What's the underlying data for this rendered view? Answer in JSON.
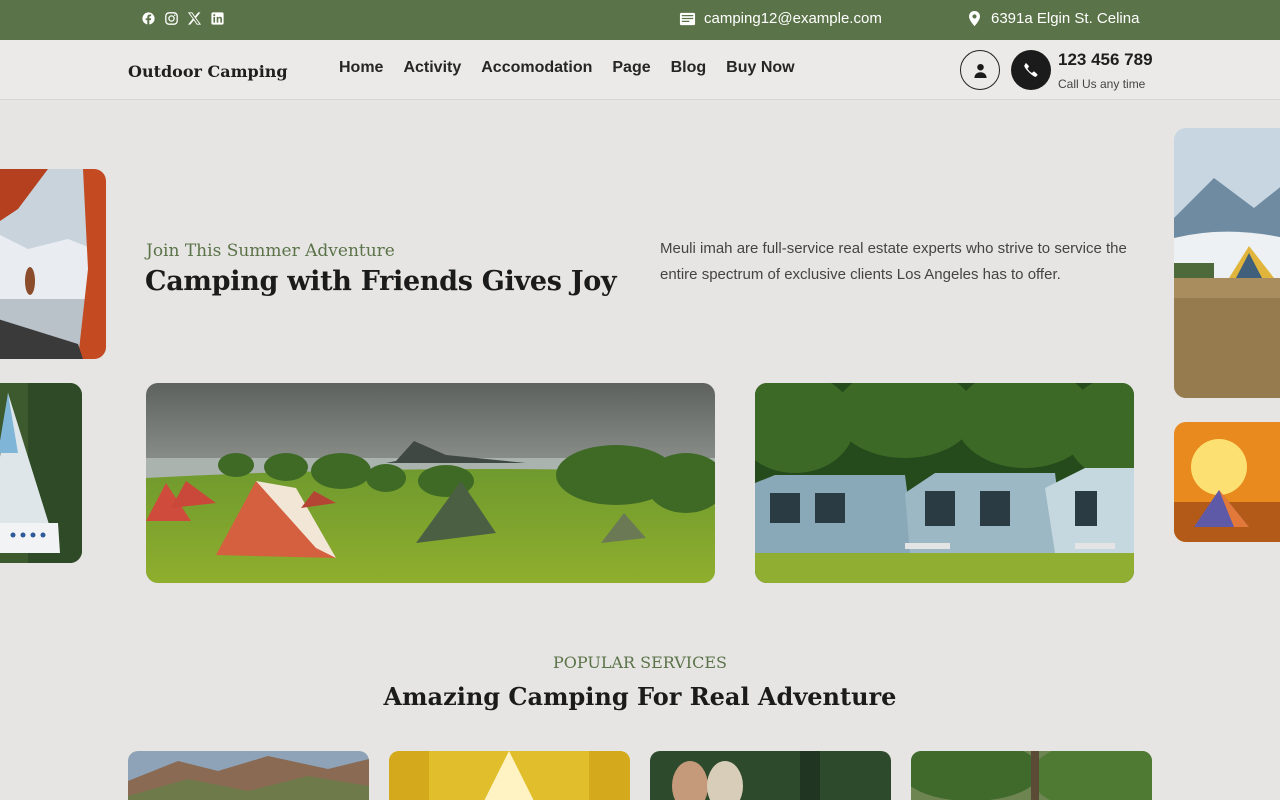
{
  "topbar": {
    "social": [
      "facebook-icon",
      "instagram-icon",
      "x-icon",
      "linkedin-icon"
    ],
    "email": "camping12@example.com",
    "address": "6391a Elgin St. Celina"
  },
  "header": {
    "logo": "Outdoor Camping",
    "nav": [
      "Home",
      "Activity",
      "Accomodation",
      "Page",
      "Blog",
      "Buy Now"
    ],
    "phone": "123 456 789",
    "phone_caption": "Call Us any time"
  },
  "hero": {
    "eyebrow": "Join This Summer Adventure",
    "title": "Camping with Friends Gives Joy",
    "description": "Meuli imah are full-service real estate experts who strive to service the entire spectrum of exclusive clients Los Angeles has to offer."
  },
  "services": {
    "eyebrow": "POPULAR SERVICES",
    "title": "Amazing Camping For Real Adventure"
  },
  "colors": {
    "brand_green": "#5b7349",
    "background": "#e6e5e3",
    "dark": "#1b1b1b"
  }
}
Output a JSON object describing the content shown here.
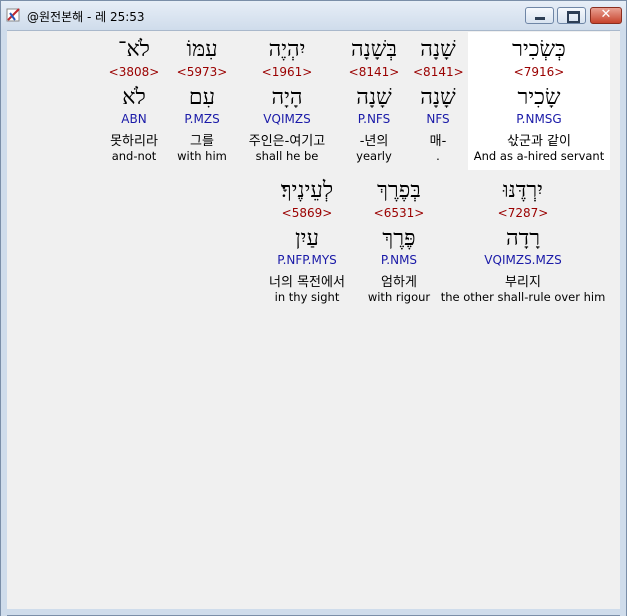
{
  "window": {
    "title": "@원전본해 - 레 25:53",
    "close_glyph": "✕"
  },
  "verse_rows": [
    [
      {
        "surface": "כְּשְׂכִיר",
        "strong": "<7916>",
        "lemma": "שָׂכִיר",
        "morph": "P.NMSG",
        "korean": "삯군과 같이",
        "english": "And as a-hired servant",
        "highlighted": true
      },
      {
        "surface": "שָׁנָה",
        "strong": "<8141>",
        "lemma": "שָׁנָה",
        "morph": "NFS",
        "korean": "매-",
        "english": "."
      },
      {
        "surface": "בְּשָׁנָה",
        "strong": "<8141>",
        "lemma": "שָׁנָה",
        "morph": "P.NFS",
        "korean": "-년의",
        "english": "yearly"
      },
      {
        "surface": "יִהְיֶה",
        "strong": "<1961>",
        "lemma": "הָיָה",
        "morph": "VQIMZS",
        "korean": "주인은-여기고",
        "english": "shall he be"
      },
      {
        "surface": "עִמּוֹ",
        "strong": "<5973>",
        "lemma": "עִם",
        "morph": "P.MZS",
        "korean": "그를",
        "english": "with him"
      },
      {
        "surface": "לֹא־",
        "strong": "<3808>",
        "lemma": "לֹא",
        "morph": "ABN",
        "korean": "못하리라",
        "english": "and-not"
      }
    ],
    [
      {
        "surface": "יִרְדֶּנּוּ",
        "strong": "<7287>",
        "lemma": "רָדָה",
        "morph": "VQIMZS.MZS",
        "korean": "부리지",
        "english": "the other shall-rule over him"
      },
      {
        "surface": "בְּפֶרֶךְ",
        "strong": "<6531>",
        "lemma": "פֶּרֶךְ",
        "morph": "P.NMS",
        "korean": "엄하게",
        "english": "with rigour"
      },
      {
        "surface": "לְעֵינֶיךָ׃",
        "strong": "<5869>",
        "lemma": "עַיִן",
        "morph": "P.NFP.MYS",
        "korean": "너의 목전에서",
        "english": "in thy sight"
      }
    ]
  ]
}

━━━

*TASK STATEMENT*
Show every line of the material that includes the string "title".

*TASK SOLUTION*
    "title": "Camping with Friends Gives Joy",
    "title": "Amazing Camping For Real Adventure"
    "title": "@원전본해 - 레 25:53",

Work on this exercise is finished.